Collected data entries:
[Start of Attachment]
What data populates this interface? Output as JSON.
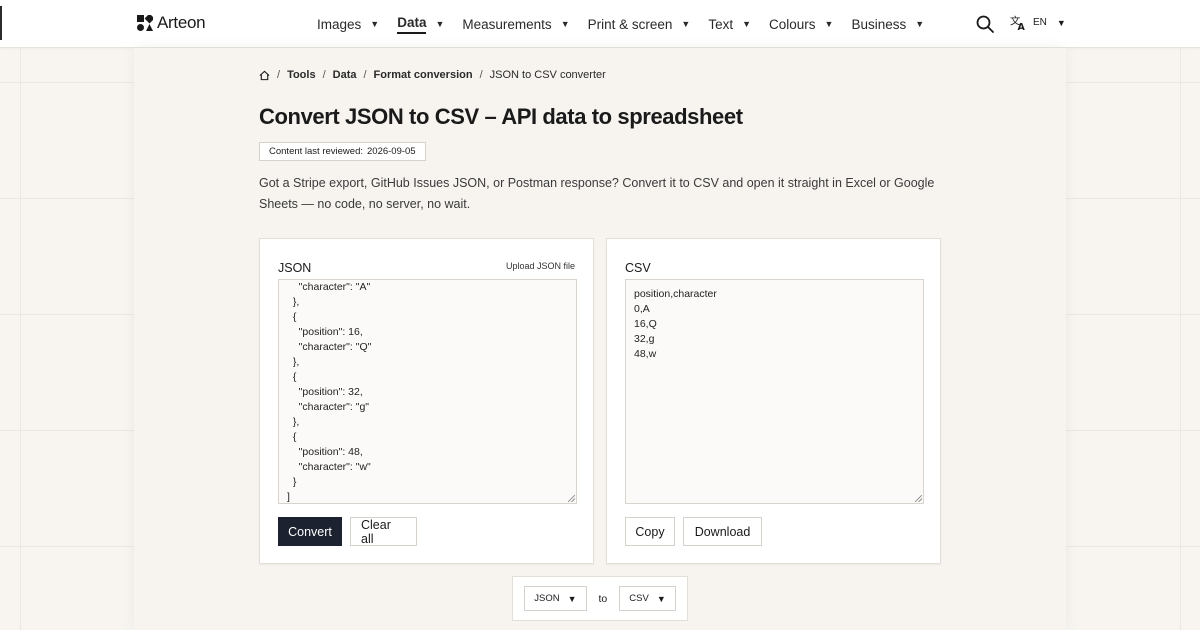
{
  "header": {
    "logo": "Arteon",
    "nav": [
      {
        "label": "Images",
        "active": false
      },
      {
        "label": "Data",
        "active": true
      },
      {
        "label": "Measurements",
        "active": false
      },
      {
        "label": "Print & screen",
        "active": false
      },
      {
        "label": "Text",
        "active": false
      },
      {
        "label": "Colours",
        "active": false
      },
      {
        "label": "Business",
        "active": false
      }
    ],
    "caret": "▼",
    "language": "EN",
    "icons": {
      "logo": "arteon-logo-icon",
      "search": "search-icon",
      "language": "translate-icon"
    }
  },
  "breadcrumb": {
    "home_icon": "home-icon",
    "separator": "/",
    "items": [
      "Tools",
      "Data",
      "Format conversion"
    ],
    "current": "JSON to CSV converter"
  },
  "page": {
    "title": "Convert JSON to CSV – API data to spreadsheet",
    "reviewed_label": "Content last reviewed:",
    "reviewed_date": "2026-09-05",
    "intro": "Got a Stripe export, GitHub Issues JSON, or Postman response? Convert it to CSV and open it straight in Excel or Google Sheets — no code, no server, no wait."
  },
  "json_panel": {
    "label": "JSON",
    "upload_link": "Upload JSON file",
    "content": "    \"character\": \"A\"\n  },\n  {\n    \"position\": 16,\n    \"character\": \"Q\"\n  },\n  {\n    \"position\": 32,\n    \"character\": \"g\"\n  },\n  {\n    \"position\": 48,\n    \"character\": \"w\"\n  }\n]",
    "convert_button": "Convert",
    "clear_button": "Clear all"
  },
  "csv_panel": {
    "label": "CSV",
    "content": "position,character\n0,A\n16,Q\n32,g\n48,w",
    "copy_button": "Copy",
    "download_button": "Download"
  },
  "format_switcher": {
    "from": "JSON",
    "to_word": "to",
    "to": "CSV"
  },
  "colors": {
    "primary_button": "#1c2230",
    "background": "#f8f5f1"
  }
}
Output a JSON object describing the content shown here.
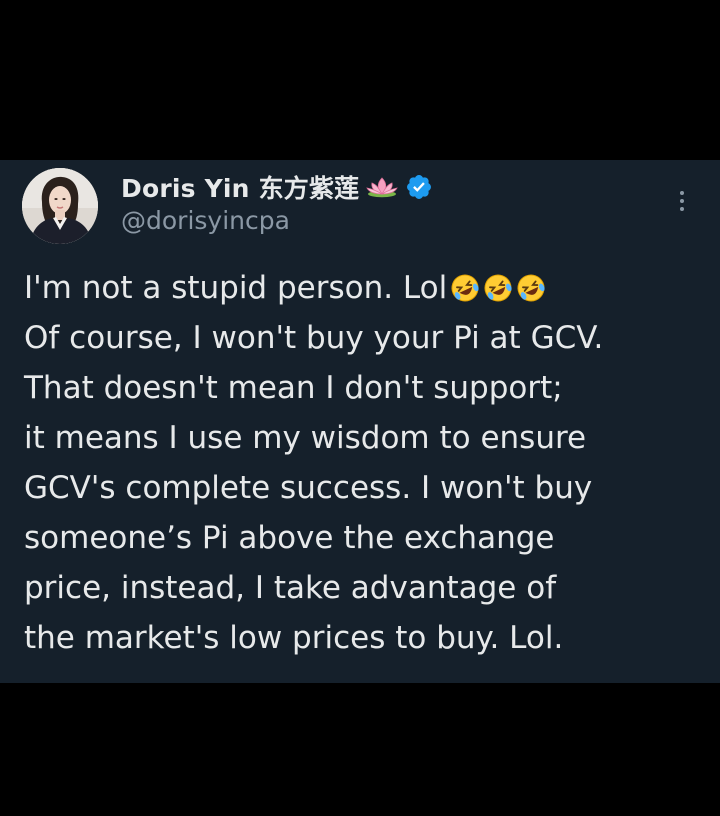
{
  "tweet": {
    "author": {
      "display_name": "Doris Yin 东方紫莲",
      "handle": "@dorisyincpa",
      "verified": true,
      "name_emoji": "lotus-icon",
      "verified_color": "#1d9bf0"
    },
    "text_lines": [
      "I'm not a stupid person. Lol",
      "Of course, I won't buy your Pi at GCV.",
      "That doesn't mean I don't support;",
      "it means I use my wisdom to ensure",
      "GCV's complete success. I won't buy",
      "someone’s Pi above the exchange",
      "price, instead, I  take advantage of",
      "the market's low prices to buy. Lol."
    ],
    "line1_emojis": [
      "rolling-on-floor-laughing-emoji",
      "rolling-on-floor-laughing-emoji",
      "rolling-on-floor-laughing-emoji"
    ],
    "more_icon": "more-vertical-icon"
  },
  "colors": {
    "card_background": "#15202b",
    "page_background": "#000000",
    "primary_text": "#e7e9ea",
    "secondary_text": "#8b98a5"
  }
}
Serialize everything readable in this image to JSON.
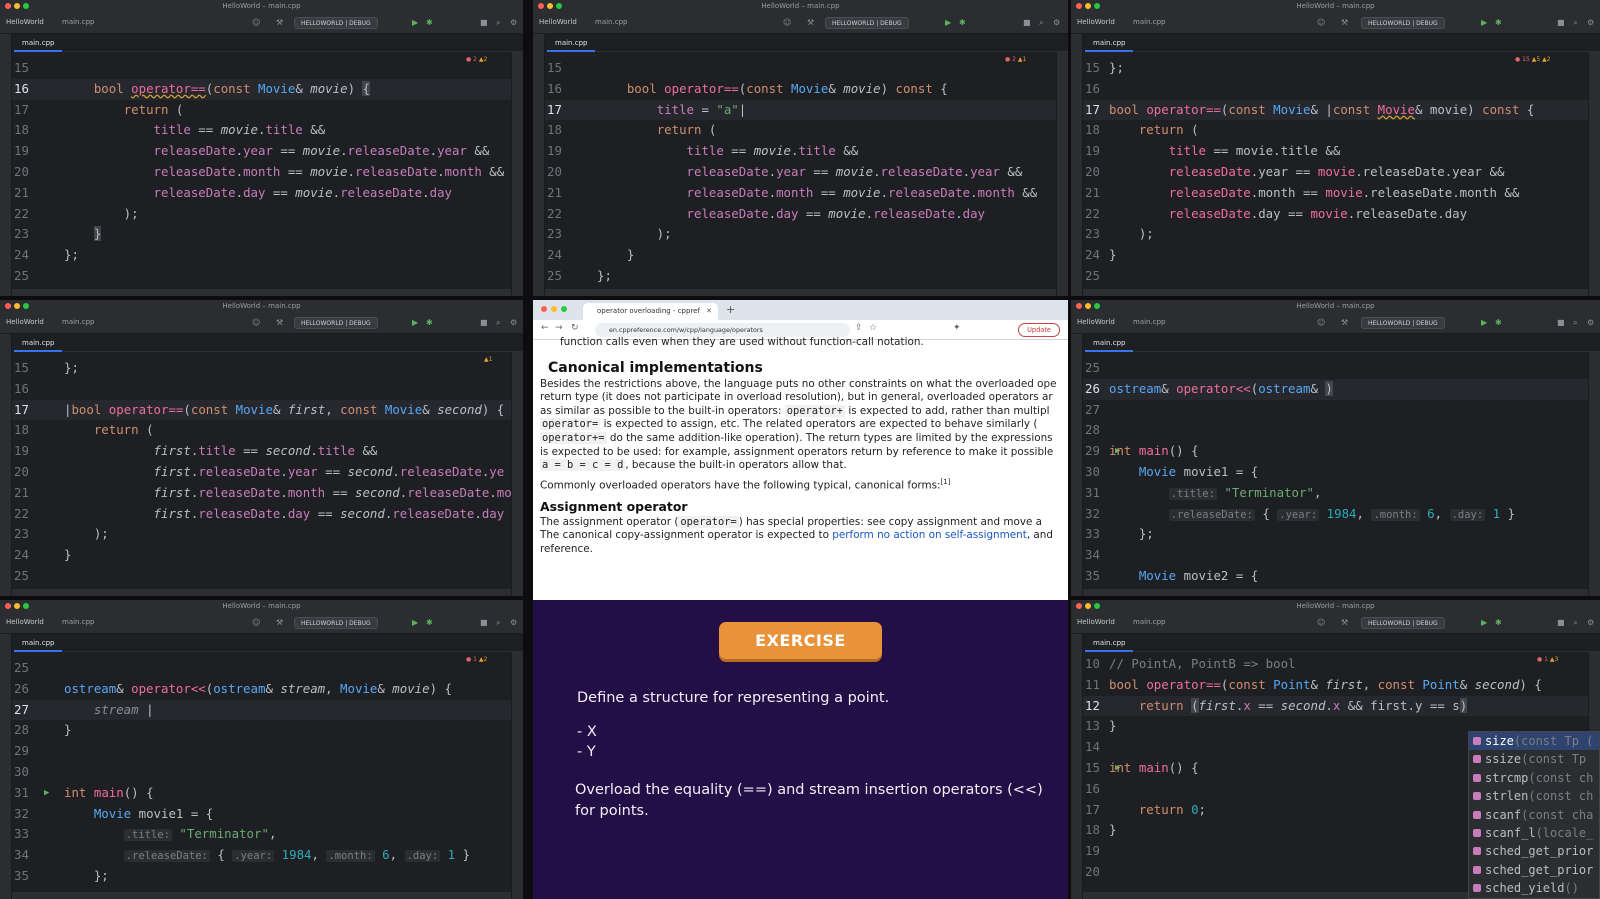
{
  "window_title": "HelloWorld – main.cpp",
  "project": "HelloWorld",
  "file": "main.cpp",
  "run_config": "HELLOWORLD | DEBUG",
  "panes": {
    "p1": {
      "warn_err": "2",
      "warn_w": "2"
    },
    "p2": {
      "warn_err": "2",
      "warn_w": "1"
    },
    "p3": {
      "warn_err": "15",
      "warn_w": "5 ▲2"
    },
    "p4": {
      "warn_w": "1"
    },
    "p5": {
      "warn_err": "1",
      "warn_w": "2"
    },
    "p7": {
      "warn_err": "1",
      "warn_w": "3"
    }
  },
  "browser": {
    "tab_title": "operator overloading - cppref",
    "url": "en.cppreference.com/w/cpp/language/operators",
    "update_label": "Update",
    "line0": "function calls even when they are used without function-call notation.",
    "h_canonical": "Canonical implementations",
    "l1": "Besides the restrictions above, the language puts no other constraints on what the overloaded ope",
    "l2": "return type (it does not participate in overload resolution), but in general, overloaded operators ar",
    "l3a": "as similar as possible to the built-in operators: ",
    "l3code": "operator+",
    "l3b": " is expected to add, rather than multipl",
    "l4code": "operator=",
    "l4b": " is expected to assign, etc. The related operators are expected to behave similarly (",
    "l5code": "operator+=",
    "l5b": " do the same addition-like operation). The return types are limited by the expressions",
    "l6": "is expected to be used: for example, assignment operators return by reference to make it possible",
    "l7code": "a = b = c = d",
    "l7b": ", because the built-in operators allow that.",
    "l8": "Commonly overloaded operators have the following typical, canonical forms:",
    "l8sup": "[1]",
    "h_assign": "Assignment operator",
    "l9a": "The assignment operator (",
    "l9code": "operator=",
    "l9b": ") has special properties: see copy assignment and move a",
    "l10a": "The canonical copy-assignment operator is expected to ",
    "l10link": "perform no action on self-assignment",
    "l10b": ", and",
    "l11": "reference."
  },
  "exercise": {
    "button": "EXERCISE",
    "line1": "Define a structure for representing a point.",
    "x": "- X",
    "y": "- Y",
    "line2": "Overload the equality (==) and stream insertion operators (<<)",
    "line3": "for points."
  },
  "autocomplete": [
    {
      "name": "size",
      "sig": "(const Tp ("
    },
    {
      "name": "ssize",
      "sig": "(const Tp"
    },
    {
      "name": "strcmp",
      "sig": "(const ch"
    },
    {
      "name": "strlen",
      "sig": "(const ch"
    },
    {
      "name": "scanf",
      "sig": "(const cha"
    },
    {
      "name": "scanf_l",
      "sig": "(locale_"
    },
    {
      "name": "sched_get_prior",
      "sig": ""
    },
    {
      "name": "sched_get_prior",
      "sig": ""
    },
    {
      "name": "sched_yield",
      "sig": "()"
    }
  ]
}
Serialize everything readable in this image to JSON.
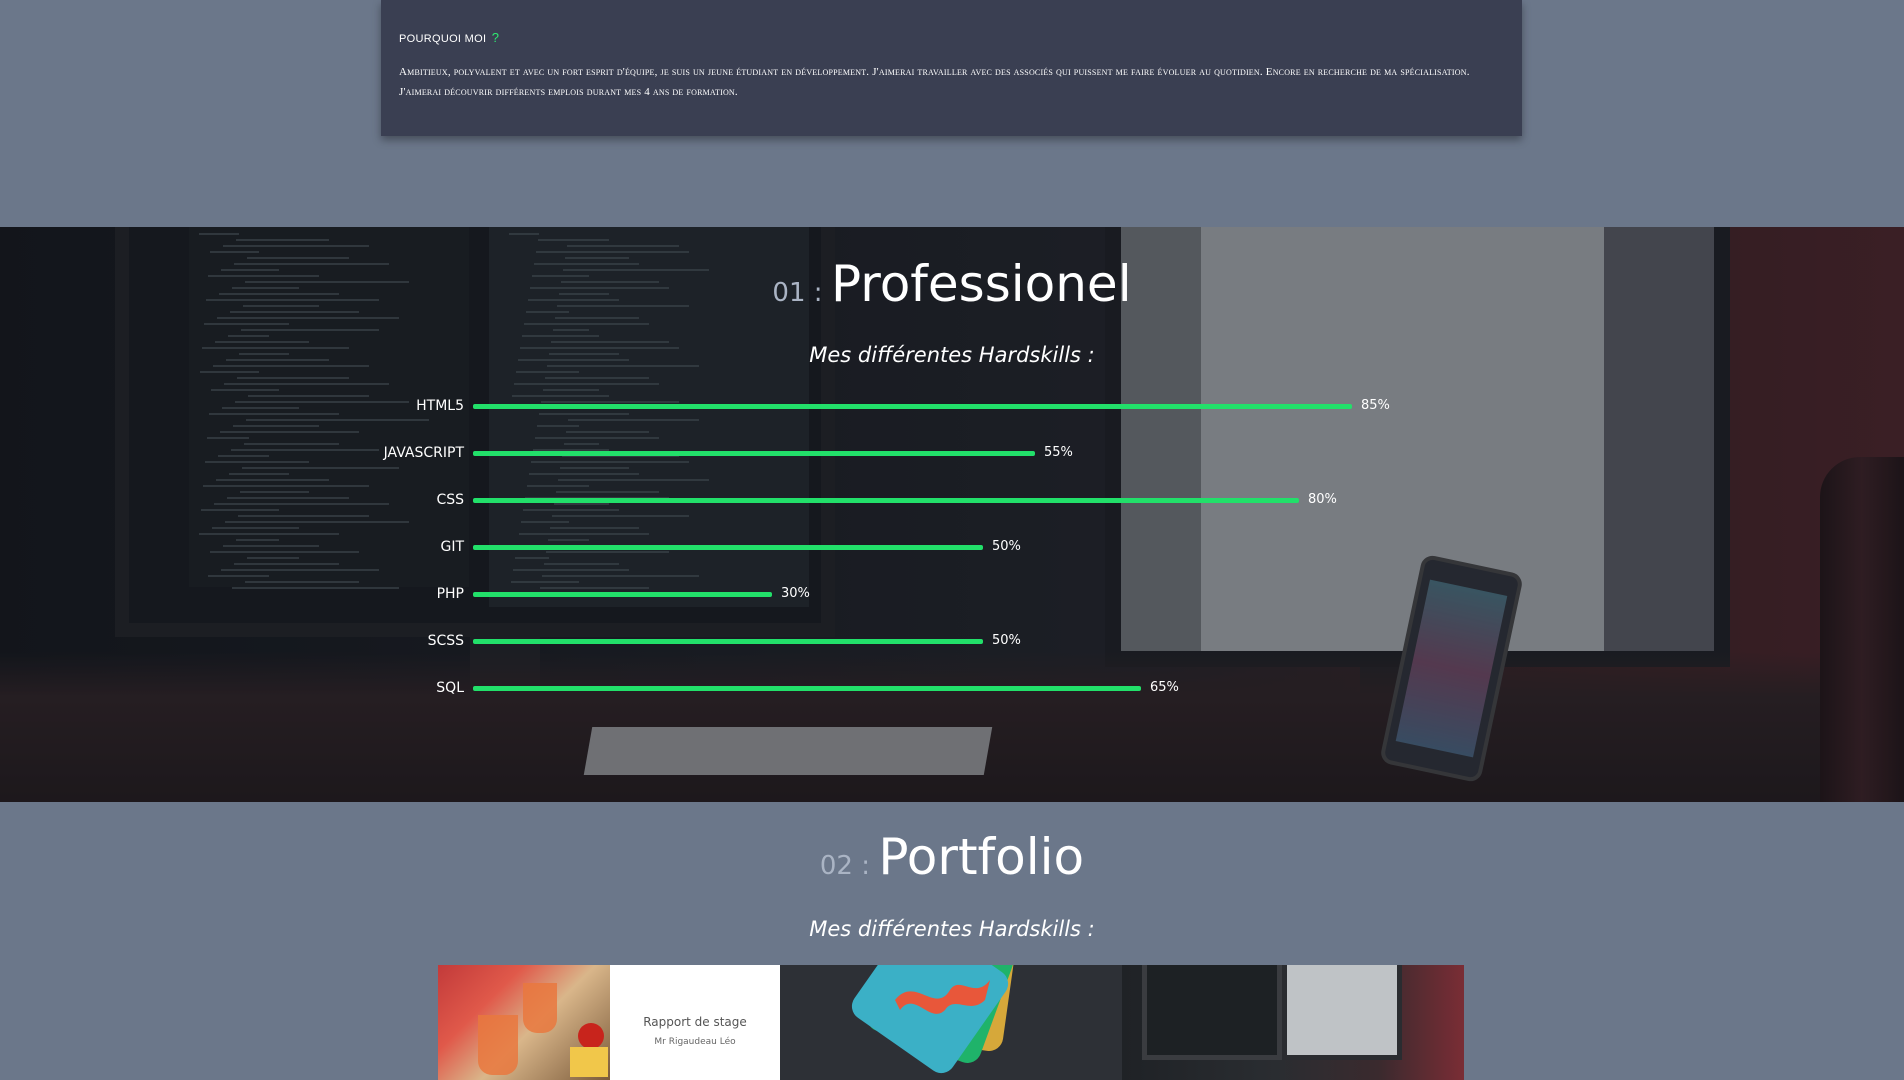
{
  "about": {
    "title": "POURQUOI MOI",
    "title_mark": "?",
    "text": "Ambitieux, polyvalent et avec un fort esprit d'équipe, je suis un jeune étudiant en développement. J'aimerai travailler avec des associés qui puissent me faire évoluer au quotidien. Encore en recherche de ma spécialisation. J'aimerai découvrir différents emplois durant mes 4 ans de formation."
  },
  "professional": {
    "number": "01 :",
    "title": "Professionel",
    "subtitle": "Mes différentes Hardskills :",
    "skills": [
      {
        "label": "HTML5",
        "percent": 85,
        "percent_text": "85%"
      },
      {
        "label": "JAVASCRIPT",
        "percent": 55,
        "percent_text": "55%"
      },
      {
        "label": "CSS",
        "percent": 80,
        "percent_text": "80%"
      },
      {
        "label": "GIT",
        "percent": 50,
        "percent_text": "50%"
      },
      {
        "label": "PHP",
        "percent": 30,
        "percent_text": "30%"
      },
      {
        "label": "SCSS",
        "percent": 50,
        "percent_text": "50%"
      },
      {
        "label": "SQL",
        "percent": 65,
        "percent_text": "65%"
      }
    ]
  },
  "portfolio": {
    "number": "02 :",
    "title": "Portfolio",
    "subtitle": "Mes différentes Hardskills :",
    "items": [
      {
        "caption_title": "Rapport de stage",
        "caption_author": "Mr Rigaudeau Léo"
      },
      {
        "icon": "logo-tiles-icon"
      },
      {
        "icon": "desk-setup-image"
      }
    ]
  },
  "colors": {
    "accent": "#22e06a",
    "card_bg": "#3a3f52",
    "page_bg": "#6b778a"
  }
}
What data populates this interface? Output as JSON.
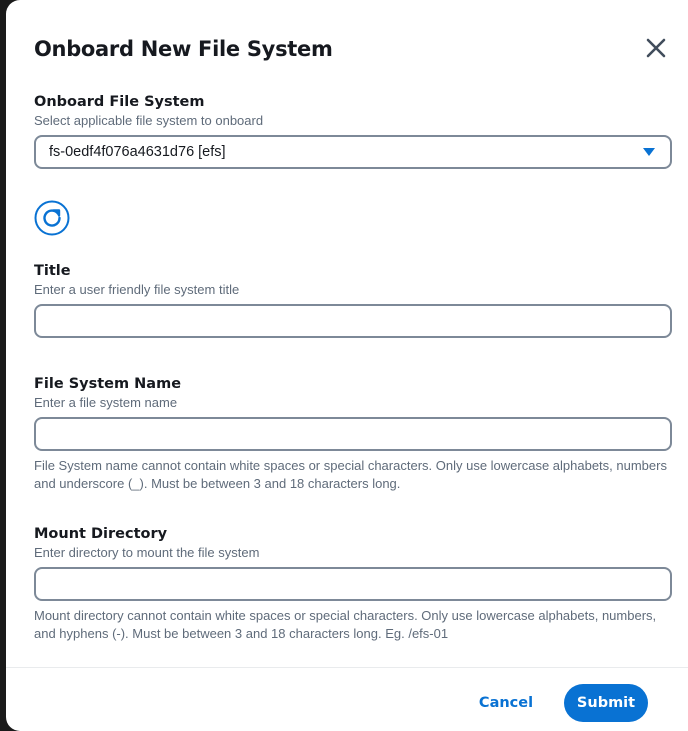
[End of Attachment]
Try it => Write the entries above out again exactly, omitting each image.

Finished task =>
What data populates this interface? Output as JSON.
{
  "header": {
    "logo": "Arteon",
    "nav": [
      {
        "label": "Images",
        "active": false
      },
      {
        "label": "Data",
        "active": true
      },
      {
        "label": "Measurements",
        "active": false
      },
      {
        "label": "Print & screen",
        "active": false
      },
      {
        "label": "Text",
        "active": false
      },
      {
        "label": "Colours",
        "active": false
      },
      {
        "label": "Business",
        "active": false
      }
    ],
    "caret": "▼",
    "language": "EN",
    "icons": {
      "logo": "arteon-logo-icon",
      "search": "search-icon",
      "language": "translate-icon"
    }
  },
  "breadcrumb": {
    "home_icon": "home-icon",
    "separator": "/",
    "items": [
      "Tools",
      "Data",
      "Format conversion"
    ],
    "current": "JSON to CSV converter"
  },
  "page": {
    "title": "Convert JSON to CSV – API data to spreadsheet",
    "reviewed_label": "Content last reviewed:",
    "reviewed_date": "2026-09-05",
    "intro": "Got a Stripe export, GitHub Issues JSON, or Postman response? Convert it to CSV and open it straight in Excel or Google Sheets — no code, no server, no wait."
  },
  "json_panel": {
    "label": "JSON",
    "upload_link": "Upload JSON file",
    "content": "    \"character\": \"A\"\n  },\n  {\n    \"position\": 16,\n    \"character\": \"Q\"\n  },\n  {\n    \"position\": 32,\n    \"character\": \"g\"\n  },\n  {\n    \"position\": 48,\n    \"character\": \"w\"\n  }\n]",
    "convert_button": "Convert",
    "clear_button": "Clear all"
  },
  "csv_panel": {
    "label": "CSV",
    "content": "position,character\n0,A\n16,Q\n32,g\n48,w",
    "copy_button": "Copy",
    "download_button": "Download"
  },
  "format_switcher": {
    "from": "JSON",
    "to_word": "to",
    "to": "CSV"
  },
  "colors": {
    "primary_button": "#1c2230",
    "background": "#f8f5f1"
  }
}
Output a JSON object describing the content shown here.
{
  "tweet": {
    "author": {
      "display_name": "Doris Yin 东方紫莲",
      "handle": "@dorisyincpa",
      "verified": true,
      "name_emoji": "lotus-icon",
      "verified_color": "#1d9bf0"
    },
    "text_lines": [
      "I'm not a stupid person. Lol",
      "Of course, I won't buy your Pi at GCV.",
      "That doesn't mean I don't support;",
      "it means I use my wisdom to ensure",
      "GCV's complete success. I won't buy",
      "someone’s Pi above the exchange",
      "price, instead, I  take advantage of",
      "the market's low prices to buy. Lol."
    ],
    "line1_emojis": [
      "rolling-on-floor-laughing-emoji",
      "rolling-on-floor-laughing-emoji",
      "rolling-on-floor-laughing-emoji"
    ],
    "more_icon": "more-vertical-icon"
  },
  "colors": {
    "card_background": "#15202b",
    "page_background": "#000000",
    "primary_text": "#e7e9ea",
    "secondary_text": "#8b98a5"
  }
}
Serialize everything readable in this image to JSON.
{
  "window_title": "HelloWorld – main.cpp",
  "project": "HelloWorld",
  "file": "main.cpp",
  "run_config": "HELLOWORLD | DEBUG",
  "panes": {
    "p1": {
      "warn_err": "2",
      "warn_w": "2"
    },
    "p2": {
      "warn_err": "2",
      "warn_w": "1"
    },
    "p3": {
      "warn_err": "15",
      "warn_w": "5 ▲2"
    },
    "p4": {
      "warn_w": "1"
    },
    "p5": {
      "warn_err": "1",
      "warn_w": "2"
    },
    "p7": {
      "warn_err": "1",
      "warn_w": "3"
    }
  },
  "browser": {
    "tab_title": "operator overloading - cppref",
    "url": "en.cppreference.com/w/cpp/language/operators",
    "update_label": "Update",
    "line0": "function calls even when they are used without function-call notation.",
    "h_canonical": "Canonical implementations",
    "l1": "Besides the restrictions above, the language puts no other constraints on what the overloaded ope",
    "l2": "return type (it does not participate in overload resolution), but in general, overloaded operators ar",
    "l3a": "as similar as possible to the built-in operators: ",
    "l3code": "operator+",
    "l3b": " is expected to add, rather than multipl",
    "l4code": "operator=",
    "l4b": " is expected to assign, etc. The related operators are expected to behave similarly (",
    "l5code": "operator+=",
    "l5b": " do the same addition-like operation). The return types are limited by the expressions",
    "l6": "is expected to be used: for example, assignment operators return by reference to make it possible",
    "l7code": "a = b = c = d",
    "l7b": ", because the built-in operators allow that.",
    "l8": "Commonly overloaded operators have the following typical, canonical forms:",
    "l8sup": "[1]",
    "h_assign": "Assignment operator",
    "l9a": "The assignment operator (",
    "l9code": "operator=",
    "l9b": ") has special properties: see copy assignment and move a",
    "l10a": "The canonical copy-assignment operator is expected to ",
    "l10link": "perform no action on self-assignment",
    "l10b": ", and",
    "l11": "reference."
  },
  "exercise": {
    "button": "EXERCISE",
    "line1": "Define a structure for representing a point.",
    "x": "- X",
    "y": "- Y",
    "line2": "Overload the equality (==) and stream insertion operators (<<)",
    "line3": "for points."
  },
  "autocomplete": [
    {
      "name": "size",
      "sig": "(const Tp ("
    },
    {
      "name": "ssize",
      "sig": "(const Tp"
    },
    {
      "name": "strcmp",
      "sig": "(const ch"
    },
    {
      "name": "strlen",
      "sig": "(const ch"
    },
    {
      "name": "scanf",
      "sig": "(const cha"
    },
    {
      "name": "scanf_l",
      "sig": "(locale_"
    },
    {
      "name": "sched_get_prior",
      "sig": ""
    },
    {
      "name": "sched_get_prior",
      "sig": ""
    },
    {
      "name": "sched_yield",
      "sig": "()"
    }
  ]
}
Serialize everything readable in this image to JSON.
{
  "about": {
    "title": "POURQUOI MOI",
    "title_mark": "?",
    "text": "Ambitieux, polyvalent et avec un fort esprit d'équipe, je suis un jeune étudiant en développement. J'aimerai travailler avec des associés qui puissent me faire évoluer au quotidien. Encore en recherche de ma spécialisation. J'aimerai découvrir différents emplois durant mes 4 ans de formation."
  },
  "professional": {
    "number": "01 :",
    "title": "Professionel",
    "subtitle": "Mes différentes Hardskills :",
    "skills": [
      {
        "label": "HTML5",
        "percent": 85,
        "percent_text": "85%"
      },
      {
        "label": "JAVASCRIPT",
        "percent": 55,
        "percent_text": "55%"
      },
      {
        "label": "CSS",
        "percent": 80,
        "percent_text": "80%"
      },
      {
        "label": "GIT",
        "percent": 50,
        "percent_text": "50%"
      },
      {
        "label": "PHP",
        "percent": 30,
        "percent_text": "30%"
      },
      {
        "label": "SCSS",
        "percent": 50,
        "percent_text": "50%"
      },
      {
        "label": "SQL",
        "percent": 65,
        "percent_text": "65%"
      }
    ]
  },
  "portfolio": {
    "number": "02 :",
    "title": "Portfolio",
    "subtitle": "Mes différentes Hardskills :",
    "items": [
      {
        "caption_title": "Rapport de stage",
        "caption_author": "Mr Rigaudeau Léo"
      },
      {
        "icon": "logo-tiles-icon"
      },
      {
        "icon": "desk-setup-image"
      }
    ]
  },
  "colors": {
    "accent": "#22e06a",
    "card_bg": "#3a3f52",
    "page_bg": "#6b778a"
  }
}
What data populates this interface? Output as JSON.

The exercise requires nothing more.